Left ventricular ejection fraction (LVEF) measures the heart’s ability to pump blood out of the left ventricle, and can help determine if a patient is at risk for heart failure (HF). Published in JACC: Heart Failure, this study evaluated the relationship of LVEF with biomarker levels (markers within the body measuring the presence of a biological process or condition), risk of outcome, and if vericiguat, a drug used to reduce the risk of death and hospitalization in people with chronic HF, was uniformly effective across various levels of LVEF in the VICTORIA trial.

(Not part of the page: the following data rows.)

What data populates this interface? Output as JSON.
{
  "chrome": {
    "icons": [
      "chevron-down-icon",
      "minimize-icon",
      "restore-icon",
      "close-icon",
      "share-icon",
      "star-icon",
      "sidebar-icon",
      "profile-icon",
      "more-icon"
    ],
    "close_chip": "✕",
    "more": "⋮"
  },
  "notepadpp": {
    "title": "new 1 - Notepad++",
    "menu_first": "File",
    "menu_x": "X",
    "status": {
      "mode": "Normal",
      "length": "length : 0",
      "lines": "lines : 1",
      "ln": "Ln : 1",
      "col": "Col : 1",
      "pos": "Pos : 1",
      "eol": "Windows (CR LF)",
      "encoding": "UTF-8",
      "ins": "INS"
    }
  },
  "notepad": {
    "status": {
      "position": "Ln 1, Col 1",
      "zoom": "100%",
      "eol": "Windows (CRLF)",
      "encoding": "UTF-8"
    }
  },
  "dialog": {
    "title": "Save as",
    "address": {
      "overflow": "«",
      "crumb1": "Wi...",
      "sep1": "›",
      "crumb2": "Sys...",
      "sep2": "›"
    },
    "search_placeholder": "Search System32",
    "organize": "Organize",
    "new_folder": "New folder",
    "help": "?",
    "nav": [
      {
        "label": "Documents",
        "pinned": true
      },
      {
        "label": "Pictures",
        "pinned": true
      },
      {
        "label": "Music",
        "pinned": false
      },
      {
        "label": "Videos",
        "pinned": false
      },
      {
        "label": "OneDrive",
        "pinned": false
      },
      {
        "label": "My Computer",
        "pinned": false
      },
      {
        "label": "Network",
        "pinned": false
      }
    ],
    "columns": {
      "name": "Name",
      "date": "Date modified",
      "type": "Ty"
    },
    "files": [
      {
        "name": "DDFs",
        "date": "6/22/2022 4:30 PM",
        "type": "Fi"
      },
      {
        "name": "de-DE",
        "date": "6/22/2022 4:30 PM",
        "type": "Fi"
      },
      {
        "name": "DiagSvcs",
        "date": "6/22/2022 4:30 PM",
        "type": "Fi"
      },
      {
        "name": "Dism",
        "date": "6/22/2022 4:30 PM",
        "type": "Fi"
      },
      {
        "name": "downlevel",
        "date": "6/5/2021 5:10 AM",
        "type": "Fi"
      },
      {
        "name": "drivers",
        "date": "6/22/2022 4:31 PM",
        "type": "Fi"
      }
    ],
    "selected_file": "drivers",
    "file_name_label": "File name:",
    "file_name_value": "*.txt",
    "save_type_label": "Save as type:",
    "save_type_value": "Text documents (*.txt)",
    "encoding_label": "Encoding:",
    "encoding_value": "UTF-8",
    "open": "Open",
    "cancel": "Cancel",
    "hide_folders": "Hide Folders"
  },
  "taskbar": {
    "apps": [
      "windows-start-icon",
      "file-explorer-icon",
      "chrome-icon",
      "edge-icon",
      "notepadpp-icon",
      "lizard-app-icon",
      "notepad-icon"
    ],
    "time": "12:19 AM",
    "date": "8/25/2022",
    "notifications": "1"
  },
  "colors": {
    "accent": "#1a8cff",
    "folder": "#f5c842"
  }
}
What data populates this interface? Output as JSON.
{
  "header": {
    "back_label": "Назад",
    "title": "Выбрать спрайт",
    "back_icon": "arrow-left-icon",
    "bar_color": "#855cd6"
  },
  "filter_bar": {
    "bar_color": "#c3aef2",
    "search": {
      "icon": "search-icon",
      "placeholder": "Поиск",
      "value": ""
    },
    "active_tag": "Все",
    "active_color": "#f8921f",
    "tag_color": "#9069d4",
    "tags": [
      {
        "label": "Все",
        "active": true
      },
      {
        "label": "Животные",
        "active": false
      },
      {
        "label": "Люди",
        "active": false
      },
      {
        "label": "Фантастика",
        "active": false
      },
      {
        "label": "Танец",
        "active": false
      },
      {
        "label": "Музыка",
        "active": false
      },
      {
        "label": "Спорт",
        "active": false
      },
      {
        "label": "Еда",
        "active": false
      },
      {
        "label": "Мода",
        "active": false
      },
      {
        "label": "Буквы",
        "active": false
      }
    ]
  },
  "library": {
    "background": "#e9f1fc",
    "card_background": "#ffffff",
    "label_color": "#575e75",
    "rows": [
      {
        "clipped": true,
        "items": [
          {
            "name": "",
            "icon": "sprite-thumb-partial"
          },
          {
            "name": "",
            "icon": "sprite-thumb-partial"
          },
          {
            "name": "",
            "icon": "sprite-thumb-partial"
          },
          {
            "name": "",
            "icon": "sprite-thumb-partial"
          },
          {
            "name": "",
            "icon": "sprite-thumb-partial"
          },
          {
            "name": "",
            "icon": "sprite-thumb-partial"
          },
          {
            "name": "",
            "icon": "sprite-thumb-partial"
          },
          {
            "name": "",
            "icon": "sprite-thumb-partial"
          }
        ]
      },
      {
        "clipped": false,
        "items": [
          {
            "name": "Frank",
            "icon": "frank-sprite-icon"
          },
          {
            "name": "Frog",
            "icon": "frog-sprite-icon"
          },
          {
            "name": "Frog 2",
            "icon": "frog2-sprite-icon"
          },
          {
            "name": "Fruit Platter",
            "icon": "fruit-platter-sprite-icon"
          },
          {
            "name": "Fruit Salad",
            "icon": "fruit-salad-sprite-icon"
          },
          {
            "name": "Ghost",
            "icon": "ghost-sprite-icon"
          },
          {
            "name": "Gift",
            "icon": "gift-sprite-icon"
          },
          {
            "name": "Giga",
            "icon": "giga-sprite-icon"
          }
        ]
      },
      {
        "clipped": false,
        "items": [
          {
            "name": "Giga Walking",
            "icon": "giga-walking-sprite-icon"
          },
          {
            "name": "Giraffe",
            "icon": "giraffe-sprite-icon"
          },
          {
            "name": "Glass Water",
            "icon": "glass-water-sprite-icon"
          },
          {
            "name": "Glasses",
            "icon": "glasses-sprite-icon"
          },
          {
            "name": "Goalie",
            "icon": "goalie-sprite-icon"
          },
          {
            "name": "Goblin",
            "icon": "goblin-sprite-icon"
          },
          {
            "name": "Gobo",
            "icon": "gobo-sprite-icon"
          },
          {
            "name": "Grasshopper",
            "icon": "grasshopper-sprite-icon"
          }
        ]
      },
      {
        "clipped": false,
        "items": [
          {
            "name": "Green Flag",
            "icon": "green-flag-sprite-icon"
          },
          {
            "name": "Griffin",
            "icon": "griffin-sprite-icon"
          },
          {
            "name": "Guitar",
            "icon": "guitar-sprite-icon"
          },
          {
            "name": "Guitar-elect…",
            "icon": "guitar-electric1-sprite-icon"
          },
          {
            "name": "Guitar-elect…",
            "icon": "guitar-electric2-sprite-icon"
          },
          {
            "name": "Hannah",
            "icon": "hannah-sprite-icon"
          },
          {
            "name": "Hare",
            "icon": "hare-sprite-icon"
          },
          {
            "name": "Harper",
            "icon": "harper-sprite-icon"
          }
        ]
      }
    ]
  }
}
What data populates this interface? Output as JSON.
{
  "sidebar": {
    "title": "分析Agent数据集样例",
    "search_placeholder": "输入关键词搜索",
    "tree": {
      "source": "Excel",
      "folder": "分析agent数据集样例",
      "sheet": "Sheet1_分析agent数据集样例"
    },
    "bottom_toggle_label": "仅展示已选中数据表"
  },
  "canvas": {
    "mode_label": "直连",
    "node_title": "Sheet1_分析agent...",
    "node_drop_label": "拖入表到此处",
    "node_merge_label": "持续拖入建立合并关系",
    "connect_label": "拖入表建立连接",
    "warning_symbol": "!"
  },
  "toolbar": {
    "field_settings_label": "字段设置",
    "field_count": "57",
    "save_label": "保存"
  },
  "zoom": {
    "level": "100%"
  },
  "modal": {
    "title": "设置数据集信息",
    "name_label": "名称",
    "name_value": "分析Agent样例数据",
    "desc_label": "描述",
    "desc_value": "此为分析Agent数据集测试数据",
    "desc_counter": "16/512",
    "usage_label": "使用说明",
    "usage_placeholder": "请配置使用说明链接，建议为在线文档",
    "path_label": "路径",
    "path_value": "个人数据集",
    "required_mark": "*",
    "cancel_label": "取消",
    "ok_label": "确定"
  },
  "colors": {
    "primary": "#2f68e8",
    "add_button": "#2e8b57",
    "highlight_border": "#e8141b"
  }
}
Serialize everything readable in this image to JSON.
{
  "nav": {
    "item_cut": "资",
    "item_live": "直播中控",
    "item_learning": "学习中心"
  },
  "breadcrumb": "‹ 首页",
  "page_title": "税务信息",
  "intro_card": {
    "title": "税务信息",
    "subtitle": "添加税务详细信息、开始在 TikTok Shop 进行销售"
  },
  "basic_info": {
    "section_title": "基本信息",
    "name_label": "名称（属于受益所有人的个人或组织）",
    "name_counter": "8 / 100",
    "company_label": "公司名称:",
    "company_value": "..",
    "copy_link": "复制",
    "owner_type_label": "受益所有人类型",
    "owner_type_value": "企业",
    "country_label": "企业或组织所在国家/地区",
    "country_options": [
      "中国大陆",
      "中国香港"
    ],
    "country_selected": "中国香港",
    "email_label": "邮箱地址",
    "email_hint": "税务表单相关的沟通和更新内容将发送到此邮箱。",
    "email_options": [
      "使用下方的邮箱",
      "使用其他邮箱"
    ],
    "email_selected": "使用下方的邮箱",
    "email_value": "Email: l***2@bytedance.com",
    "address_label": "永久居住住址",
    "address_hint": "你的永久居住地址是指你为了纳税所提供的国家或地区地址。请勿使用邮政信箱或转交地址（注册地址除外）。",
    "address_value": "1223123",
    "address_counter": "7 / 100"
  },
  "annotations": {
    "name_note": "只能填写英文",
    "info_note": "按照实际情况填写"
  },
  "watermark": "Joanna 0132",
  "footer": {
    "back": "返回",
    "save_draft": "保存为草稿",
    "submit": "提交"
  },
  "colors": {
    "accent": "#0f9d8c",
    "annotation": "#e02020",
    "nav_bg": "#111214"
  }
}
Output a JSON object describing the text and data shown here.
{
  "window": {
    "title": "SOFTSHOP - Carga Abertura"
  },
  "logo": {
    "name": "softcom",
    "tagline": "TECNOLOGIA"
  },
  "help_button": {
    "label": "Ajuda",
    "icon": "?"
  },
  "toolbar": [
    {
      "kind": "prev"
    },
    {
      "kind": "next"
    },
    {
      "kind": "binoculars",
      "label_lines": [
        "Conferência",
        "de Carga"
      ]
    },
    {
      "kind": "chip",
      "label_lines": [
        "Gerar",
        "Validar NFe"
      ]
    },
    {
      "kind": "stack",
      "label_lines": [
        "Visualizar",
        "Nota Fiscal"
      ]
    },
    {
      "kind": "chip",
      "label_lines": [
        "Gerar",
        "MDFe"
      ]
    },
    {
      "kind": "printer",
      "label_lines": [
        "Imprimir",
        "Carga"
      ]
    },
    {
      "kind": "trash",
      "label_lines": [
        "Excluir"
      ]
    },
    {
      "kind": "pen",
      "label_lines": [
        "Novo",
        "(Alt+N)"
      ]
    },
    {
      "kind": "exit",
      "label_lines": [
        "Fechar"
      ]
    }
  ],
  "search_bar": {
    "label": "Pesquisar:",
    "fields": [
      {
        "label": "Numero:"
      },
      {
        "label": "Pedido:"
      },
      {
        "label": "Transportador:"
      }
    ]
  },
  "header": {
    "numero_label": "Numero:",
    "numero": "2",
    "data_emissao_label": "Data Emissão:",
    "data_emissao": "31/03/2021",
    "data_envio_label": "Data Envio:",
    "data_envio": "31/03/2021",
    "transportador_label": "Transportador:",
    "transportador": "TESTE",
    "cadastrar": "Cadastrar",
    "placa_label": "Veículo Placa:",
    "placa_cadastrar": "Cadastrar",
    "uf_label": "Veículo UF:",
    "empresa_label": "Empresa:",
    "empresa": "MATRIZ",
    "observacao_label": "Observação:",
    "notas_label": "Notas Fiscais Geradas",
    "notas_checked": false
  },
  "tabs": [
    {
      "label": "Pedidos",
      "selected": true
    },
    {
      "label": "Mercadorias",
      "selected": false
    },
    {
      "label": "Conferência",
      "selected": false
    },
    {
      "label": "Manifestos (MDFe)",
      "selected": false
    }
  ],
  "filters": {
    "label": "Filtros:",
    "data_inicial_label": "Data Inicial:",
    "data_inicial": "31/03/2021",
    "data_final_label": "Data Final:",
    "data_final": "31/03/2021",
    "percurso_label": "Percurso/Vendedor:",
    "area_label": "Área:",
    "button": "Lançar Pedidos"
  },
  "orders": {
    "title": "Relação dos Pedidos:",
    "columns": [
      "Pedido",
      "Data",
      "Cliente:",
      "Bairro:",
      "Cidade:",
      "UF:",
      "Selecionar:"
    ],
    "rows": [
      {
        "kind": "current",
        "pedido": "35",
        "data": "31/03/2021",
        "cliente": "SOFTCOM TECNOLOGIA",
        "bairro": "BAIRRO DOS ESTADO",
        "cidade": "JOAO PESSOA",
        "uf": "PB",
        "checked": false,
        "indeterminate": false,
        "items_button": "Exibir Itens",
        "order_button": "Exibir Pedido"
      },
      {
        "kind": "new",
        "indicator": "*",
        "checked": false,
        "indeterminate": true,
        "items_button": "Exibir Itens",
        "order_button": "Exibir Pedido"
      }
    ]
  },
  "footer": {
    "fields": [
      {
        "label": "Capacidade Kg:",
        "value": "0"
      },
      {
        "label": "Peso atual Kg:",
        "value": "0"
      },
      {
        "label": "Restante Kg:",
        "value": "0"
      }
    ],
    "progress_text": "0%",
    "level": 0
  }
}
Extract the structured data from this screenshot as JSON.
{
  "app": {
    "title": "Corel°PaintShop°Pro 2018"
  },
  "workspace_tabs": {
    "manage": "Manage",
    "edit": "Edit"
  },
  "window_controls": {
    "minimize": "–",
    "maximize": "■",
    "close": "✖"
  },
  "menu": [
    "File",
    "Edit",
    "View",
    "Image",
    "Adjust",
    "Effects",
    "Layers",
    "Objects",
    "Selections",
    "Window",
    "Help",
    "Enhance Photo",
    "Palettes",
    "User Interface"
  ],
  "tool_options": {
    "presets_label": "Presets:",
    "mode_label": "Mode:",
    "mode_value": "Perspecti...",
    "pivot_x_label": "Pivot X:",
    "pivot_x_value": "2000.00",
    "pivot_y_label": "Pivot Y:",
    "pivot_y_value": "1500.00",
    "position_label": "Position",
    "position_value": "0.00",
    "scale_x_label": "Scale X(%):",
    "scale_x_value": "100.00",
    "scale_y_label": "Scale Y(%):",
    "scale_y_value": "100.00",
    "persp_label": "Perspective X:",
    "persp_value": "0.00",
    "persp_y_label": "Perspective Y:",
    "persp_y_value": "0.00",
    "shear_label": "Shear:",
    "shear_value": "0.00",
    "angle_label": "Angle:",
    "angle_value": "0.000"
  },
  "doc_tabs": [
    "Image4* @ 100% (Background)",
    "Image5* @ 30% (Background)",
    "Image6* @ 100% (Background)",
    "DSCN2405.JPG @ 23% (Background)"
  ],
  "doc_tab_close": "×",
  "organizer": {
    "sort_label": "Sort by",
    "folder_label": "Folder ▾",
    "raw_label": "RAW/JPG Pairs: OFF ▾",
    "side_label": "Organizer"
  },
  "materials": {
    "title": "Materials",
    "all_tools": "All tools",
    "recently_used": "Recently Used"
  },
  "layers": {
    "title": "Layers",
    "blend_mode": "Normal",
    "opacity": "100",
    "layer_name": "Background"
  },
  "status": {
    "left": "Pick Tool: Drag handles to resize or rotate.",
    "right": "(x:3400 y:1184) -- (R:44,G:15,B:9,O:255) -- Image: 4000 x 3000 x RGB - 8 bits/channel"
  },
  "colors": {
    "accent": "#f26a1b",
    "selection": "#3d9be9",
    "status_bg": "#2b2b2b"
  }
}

The study classified patients into three categories based on their LVEF levels at the beginning of the study. Within each subgroup, the researchers examined prespecified biomarkers, patient characteristics, clinical outcomes, and the effectiveness and safety of vericiguat.
The researchers found that in comparison to patients with a higher LVEF, those with a lower LVEF had a unique biomarker profile (characterized by signals indicating more cardiac wall stress and inflammation) and were at higher risk for poor clinical outcomes. Although vericiguat’s beneficial effect on cardiovascular death and HF hospitalizations did not significantly differ across the three LVEF levels, the researchers observed that the most significant marker of benefit was among patients in the lowest LVEF subgroup. These results will help guide how to best use vericiguat in high-risk patients with HF.
This research was conducted by the VICTORIA study group, and CVC co-authors include Yinggan (Gray) Zheng and Drs. Paul Armstrong, Cynthia Westerhout, and Justin Ezekowitz.